Prosecutors in the northern state of Sinaloa said the body of Luis Enrique Ramirez Ramos was found on a dirt road near a scrap yard in the state capital Culiacan.
Prosecturs said his body was wrapped in a layer of black plastic, and he died from multiple stab wounds to the head.
Ramirez Ramos, 59, is the ninth reporter or photographer to be killed this year in Mexico, making the country the most dangerous place in the world for journalism outside of a war zone.
Ramirez Ramos’ news website, “Fuentes Fidedignas,” or “Trusted Sources”, said he had been abducted near his home hours earlier. The actor said that he was not reported missing by the police.
The Committee to Protect Journalists said it mourned the killing and “calls on the authorities to urgently investigate this behaviour.”
Ramirez Ramos is listed as the “founding director” of the site, which has reported relatively little on the drug cartel violence that plagues Sinaloa, home to the gang of the same name.
However, Fuentes Fidedignas has covered local political disputes, which is often a risky topic for reporters in the Mexican provinces, especially in Sinaloa.
But the website also includes a section on “good news” about Sinaloa, and in its mission statement says that “just as we denounce evils and corruption, we also include our industrious, caring nature only and generously that our good people give to the state.”
Francisco Chiquete, a fellow reporter in Culiacan, said “Luis Enrique Ramirez is a very professional and competent journalist” and noted that he has expressed concern about retaliation for his work. long ago in 2015. Prosecutors said he did not report the threats at the time. police.
Chiquete said he is not aware of any more recent threats to his colleague, who also writes columns for Sinaloa’s El Debate newspaper.
Many of the murders of journalists in recent years in Mexico have been attributed to drug cartels, and journalists in the most violent cities, like Culiacan, often avoid the topic of gangs for their own safety. theirs.
But in a 2015 interview with MVS radio station following the death of fellow reporter Humberto Millan, Ramirez Ramos said, “I don’t write stories, I don’t say good or bad stories.
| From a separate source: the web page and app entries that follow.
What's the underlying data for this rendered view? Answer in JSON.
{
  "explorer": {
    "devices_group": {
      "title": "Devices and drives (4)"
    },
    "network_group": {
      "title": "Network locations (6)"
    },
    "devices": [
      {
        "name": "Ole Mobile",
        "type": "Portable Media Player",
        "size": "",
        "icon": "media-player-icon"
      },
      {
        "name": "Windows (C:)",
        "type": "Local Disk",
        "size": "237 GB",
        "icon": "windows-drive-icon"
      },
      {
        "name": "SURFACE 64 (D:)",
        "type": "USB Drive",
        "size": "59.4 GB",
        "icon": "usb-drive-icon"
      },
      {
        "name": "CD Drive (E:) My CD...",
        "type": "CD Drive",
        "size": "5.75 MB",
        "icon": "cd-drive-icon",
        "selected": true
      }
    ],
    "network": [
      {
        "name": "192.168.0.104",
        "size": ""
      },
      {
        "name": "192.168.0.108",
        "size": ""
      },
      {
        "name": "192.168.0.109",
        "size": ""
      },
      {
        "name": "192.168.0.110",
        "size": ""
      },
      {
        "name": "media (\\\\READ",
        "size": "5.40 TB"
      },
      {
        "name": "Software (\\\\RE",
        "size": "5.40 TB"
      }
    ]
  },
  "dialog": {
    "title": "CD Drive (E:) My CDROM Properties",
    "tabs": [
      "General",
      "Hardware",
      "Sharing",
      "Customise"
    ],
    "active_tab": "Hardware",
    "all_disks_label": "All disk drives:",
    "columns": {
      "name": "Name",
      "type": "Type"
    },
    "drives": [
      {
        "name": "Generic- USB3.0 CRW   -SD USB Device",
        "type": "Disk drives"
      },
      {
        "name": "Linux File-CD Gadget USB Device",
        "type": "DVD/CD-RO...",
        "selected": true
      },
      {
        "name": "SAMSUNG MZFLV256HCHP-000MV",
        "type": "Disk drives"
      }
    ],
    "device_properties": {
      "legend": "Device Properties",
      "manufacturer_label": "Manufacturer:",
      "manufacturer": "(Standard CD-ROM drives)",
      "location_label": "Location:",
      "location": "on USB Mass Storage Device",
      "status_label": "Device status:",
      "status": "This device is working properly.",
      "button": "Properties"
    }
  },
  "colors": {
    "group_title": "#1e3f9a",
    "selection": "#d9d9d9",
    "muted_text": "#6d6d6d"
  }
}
Neither does Humberto Millan, and that’s not enough to keep him alive and working.”
“What’s going on? Humberto Millan and I only write about politicians, and now it turns out we can’t write about politicians either, so what are the journalists in Sinaloa going to write about?” he said at the time.
Mexico’s federal and state governments have been criticized for neither preventing the killings nor adequately investigating them.
While President Andres Manuel Lopez Obrador has promised a “zero punishment” program to investigate the killings, on Thursday the head of that program listed just six journalist killings this year, although there have been eight cases.
And the president continued his frequent verbal attacks on journalists whose stories he did not like, calling them “conservatives” and “mercenaries,” and using information from those advocates – and apparently the tax authorities – to make public the income of reporters he dislikes.
Press groups say Lopez Obrador’s daily criticism of journalists makes them more vulnerable to violence.
In February, the Inter-American Press Association called on the president to “immediately suspend acts of aggression and insults, because attacks from the highest levels of power encourage violence against the press.” solstice.”
And in March, the European Union passed a resolution that “calls on the authorities, especially the highest authorities, to refrain from releasing any communications that could stigmatize insurers.” human rights defenders, journalists and media workers, exacerbating the atmosphere against them or distorting the flow of investigation.”